The Plaintiffs had every opportunity to respond to Servi Chapa's motion on application of law and did so on October 20, 2004. The Court never issued an order giving the Plaintiffs extra opportunities to file additional motions. As it stands, the Plaintiffs requested the opportunity to file a response to the aforementioned motion and to exceed the page limit. This motion was granted by an order filed on October 20, 2004, and the Plaintiffs filed their extensive motion on that same day. The Court, in consideration of the issue, did not need any further information from the parties to rule on Servi Chapa's motion. Plaintiffs' argument that they did not have enough time to respond is meritless.
III. ANALYSIS: VACATE ORDER STRIKING PLEADINGS
Finally, the Plaintiffs make a quick mention in the conclusion of their motion of a request for the Court to vacate the order striking all pleadings made on behalf of the Estate. The Plaintiffs fail to cite reason or law for their request. The Court's order is well-founded and will not be stricken from the record based on such a de minimis demand.
IV. ANALYSIS: LEAVE TO FILE SECOND AMENDED COMPLAINT
The Plaintiffs file an opposed motion for leave to file their second amended complaint subject to the Plaintiffs' motion for remand.

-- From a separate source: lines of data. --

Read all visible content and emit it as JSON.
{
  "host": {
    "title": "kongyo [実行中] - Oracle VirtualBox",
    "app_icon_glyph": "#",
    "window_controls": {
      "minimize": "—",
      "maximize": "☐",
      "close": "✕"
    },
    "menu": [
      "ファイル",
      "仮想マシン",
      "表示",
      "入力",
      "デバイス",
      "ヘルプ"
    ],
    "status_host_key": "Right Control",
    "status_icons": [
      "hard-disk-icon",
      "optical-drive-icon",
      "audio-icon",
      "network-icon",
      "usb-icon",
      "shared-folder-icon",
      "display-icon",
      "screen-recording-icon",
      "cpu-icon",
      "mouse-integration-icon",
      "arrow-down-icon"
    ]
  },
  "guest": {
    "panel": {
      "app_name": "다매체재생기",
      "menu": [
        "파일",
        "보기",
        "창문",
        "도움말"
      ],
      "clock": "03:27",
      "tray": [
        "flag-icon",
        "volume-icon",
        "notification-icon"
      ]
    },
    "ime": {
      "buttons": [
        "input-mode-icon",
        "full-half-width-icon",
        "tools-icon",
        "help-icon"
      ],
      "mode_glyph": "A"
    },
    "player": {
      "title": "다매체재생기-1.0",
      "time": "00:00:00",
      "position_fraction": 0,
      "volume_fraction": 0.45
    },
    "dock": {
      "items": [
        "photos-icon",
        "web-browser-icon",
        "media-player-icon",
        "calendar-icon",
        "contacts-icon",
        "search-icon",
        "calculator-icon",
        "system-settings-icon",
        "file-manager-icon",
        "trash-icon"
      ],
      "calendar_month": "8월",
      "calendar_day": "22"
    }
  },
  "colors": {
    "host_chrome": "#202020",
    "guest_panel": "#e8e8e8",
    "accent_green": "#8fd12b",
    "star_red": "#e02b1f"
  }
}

Essentially, the Plaintiffs are filing this second amended complaint to finally serve Rodriguez, Sr., as Temporary Executor of the Estate. The Court is denying the Plaintiffs' motions for remand and is still striking all pleadings purportedly made on behalf of the Estate as stricken from the record. Appointing Rodriguez, Sr. as Executor of the Estate only creates further problems in this case when a Plaintiff is suing himself as a Defendant Executor. For these reasons, the Plaintiffs' motion for leave to file a second amended complaint is DENIED.
ORDERIt is hereby ORDERED that the Plaintiffs' motion for remand and the amended motion addressing the same are DENIED. It is further ORDERED that the Court's order of February 23, 2005, on this matter is incorporated herein by reference and remains a binding order in this Court.
It is further ORDERED that the Plaintiffs' motion to vacate the Court's order on the application of Mexican law and the amended motion addressing the same are DENIED. It is further ORDERED that the Court's order of February 23, 2005, on this matter is incorporated herein by reference and remains a binding order in this Court.
It is further ORDERED that the Plaintiffs' motion to vacate the Court's order striking pleadings on behalf of the Estate is DENIED.
It is further ORDERED that the Plaintiffs' motion for leave to file a second amended complaint is DENIED.